(Source material Opens)

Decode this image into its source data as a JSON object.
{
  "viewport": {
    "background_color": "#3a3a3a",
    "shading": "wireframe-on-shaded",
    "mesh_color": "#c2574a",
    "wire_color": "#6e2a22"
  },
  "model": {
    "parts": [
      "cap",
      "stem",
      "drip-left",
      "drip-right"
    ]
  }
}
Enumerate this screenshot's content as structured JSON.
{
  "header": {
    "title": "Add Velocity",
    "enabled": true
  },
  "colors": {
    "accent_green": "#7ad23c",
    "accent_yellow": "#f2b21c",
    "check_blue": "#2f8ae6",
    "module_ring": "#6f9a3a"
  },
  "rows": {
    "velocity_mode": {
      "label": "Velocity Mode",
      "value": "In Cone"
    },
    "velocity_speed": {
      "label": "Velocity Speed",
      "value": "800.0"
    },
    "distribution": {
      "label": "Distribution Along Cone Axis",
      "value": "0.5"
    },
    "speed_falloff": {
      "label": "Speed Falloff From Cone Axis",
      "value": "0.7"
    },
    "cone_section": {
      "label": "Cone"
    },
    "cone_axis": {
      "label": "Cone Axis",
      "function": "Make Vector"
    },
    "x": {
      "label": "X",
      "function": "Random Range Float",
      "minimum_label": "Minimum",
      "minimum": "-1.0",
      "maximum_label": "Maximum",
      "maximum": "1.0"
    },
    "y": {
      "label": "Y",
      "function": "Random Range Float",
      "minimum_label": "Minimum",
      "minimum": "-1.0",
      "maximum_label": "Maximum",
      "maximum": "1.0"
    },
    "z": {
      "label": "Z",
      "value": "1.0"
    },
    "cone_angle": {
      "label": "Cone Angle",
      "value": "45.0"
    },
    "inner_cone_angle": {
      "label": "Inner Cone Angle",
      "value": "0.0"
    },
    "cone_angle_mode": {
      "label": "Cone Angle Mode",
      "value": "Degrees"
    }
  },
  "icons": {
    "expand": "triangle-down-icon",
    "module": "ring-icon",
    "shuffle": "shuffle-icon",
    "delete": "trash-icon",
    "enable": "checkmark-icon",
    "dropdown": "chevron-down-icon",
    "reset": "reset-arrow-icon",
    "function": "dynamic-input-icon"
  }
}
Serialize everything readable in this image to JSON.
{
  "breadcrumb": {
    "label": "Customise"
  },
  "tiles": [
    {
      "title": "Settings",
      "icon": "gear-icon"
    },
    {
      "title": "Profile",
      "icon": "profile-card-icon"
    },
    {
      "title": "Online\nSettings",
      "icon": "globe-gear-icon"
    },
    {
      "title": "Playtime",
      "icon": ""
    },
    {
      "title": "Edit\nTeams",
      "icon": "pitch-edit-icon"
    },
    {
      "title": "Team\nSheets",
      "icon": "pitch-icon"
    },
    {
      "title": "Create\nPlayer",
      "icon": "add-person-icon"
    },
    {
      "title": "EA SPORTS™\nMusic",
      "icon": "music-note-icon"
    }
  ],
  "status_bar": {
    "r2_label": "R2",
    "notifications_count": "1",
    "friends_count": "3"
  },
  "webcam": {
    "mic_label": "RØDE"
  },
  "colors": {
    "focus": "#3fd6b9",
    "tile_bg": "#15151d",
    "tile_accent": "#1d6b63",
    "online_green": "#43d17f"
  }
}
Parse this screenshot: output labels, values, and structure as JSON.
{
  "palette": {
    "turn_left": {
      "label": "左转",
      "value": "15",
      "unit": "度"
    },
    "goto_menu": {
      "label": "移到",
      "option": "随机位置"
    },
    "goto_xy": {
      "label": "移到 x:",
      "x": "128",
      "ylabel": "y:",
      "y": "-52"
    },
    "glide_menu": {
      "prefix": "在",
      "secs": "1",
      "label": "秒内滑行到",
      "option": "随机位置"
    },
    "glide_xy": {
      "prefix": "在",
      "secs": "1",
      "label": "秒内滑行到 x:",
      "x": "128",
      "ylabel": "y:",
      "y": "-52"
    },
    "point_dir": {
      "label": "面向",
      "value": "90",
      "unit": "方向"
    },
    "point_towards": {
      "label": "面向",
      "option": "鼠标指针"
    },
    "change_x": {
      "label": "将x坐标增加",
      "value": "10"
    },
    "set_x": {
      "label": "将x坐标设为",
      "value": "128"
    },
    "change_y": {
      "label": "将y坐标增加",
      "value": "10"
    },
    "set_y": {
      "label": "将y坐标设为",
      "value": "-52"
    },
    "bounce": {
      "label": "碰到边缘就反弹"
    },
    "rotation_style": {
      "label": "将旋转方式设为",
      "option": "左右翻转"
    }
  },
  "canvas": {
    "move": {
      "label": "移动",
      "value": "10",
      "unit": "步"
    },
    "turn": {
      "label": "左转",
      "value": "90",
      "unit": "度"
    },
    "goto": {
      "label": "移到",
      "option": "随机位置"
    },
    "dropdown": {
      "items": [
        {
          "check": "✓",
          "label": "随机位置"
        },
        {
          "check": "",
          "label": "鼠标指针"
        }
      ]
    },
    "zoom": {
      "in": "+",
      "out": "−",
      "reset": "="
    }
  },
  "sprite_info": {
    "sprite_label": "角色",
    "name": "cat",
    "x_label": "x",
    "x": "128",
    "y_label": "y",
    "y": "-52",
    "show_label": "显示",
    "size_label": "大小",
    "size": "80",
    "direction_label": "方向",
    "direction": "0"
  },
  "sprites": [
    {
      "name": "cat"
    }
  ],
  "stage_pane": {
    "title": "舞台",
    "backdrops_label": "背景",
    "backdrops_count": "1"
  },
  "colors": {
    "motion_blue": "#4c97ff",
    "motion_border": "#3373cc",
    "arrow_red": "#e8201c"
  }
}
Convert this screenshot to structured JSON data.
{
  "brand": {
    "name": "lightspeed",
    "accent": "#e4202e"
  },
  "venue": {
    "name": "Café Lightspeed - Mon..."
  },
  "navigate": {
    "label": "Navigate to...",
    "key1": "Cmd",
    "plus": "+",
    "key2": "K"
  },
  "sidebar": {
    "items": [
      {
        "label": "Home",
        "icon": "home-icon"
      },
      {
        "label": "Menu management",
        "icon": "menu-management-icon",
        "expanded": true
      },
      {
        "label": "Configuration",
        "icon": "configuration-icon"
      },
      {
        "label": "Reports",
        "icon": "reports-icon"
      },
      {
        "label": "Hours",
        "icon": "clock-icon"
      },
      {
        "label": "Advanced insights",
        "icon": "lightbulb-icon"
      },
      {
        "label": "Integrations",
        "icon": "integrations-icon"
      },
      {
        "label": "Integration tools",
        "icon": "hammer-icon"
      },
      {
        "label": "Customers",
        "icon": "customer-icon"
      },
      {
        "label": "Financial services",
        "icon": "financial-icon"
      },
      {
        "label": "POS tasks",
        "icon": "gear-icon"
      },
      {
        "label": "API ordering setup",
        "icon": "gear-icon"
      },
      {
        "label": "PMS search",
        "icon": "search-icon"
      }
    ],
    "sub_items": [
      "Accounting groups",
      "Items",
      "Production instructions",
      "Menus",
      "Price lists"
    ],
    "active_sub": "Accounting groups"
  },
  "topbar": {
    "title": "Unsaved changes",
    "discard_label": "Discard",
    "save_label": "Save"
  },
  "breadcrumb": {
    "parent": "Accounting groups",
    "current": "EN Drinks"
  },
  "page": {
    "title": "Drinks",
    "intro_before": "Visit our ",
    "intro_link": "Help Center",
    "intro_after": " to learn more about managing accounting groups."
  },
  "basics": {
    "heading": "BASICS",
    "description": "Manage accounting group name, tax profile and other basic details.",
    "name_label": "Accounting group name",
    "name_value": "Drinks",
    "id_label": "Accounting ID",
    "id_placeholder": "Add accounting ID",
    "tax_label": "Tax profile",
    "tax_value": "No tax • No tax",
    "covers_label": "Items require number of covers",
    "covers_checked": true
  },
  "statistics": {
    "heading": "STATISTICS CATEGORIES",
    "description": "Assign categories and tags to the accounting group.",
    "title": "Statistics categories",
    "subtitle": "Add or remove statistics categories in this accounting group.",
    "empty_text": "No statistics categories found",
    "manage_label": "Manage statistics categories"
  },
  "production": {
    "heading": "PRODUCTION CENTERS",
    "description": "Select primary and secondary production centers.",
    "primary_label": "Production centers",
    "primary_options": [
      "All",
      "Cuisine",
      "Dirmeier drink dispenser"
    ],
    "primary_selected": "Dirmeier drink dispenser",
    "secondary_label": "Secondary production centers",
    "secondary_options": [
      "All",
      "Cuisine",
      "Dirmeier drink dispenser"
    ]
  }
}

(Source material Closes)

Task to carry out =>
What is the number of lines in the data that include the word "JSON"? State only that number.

Completed task =>
5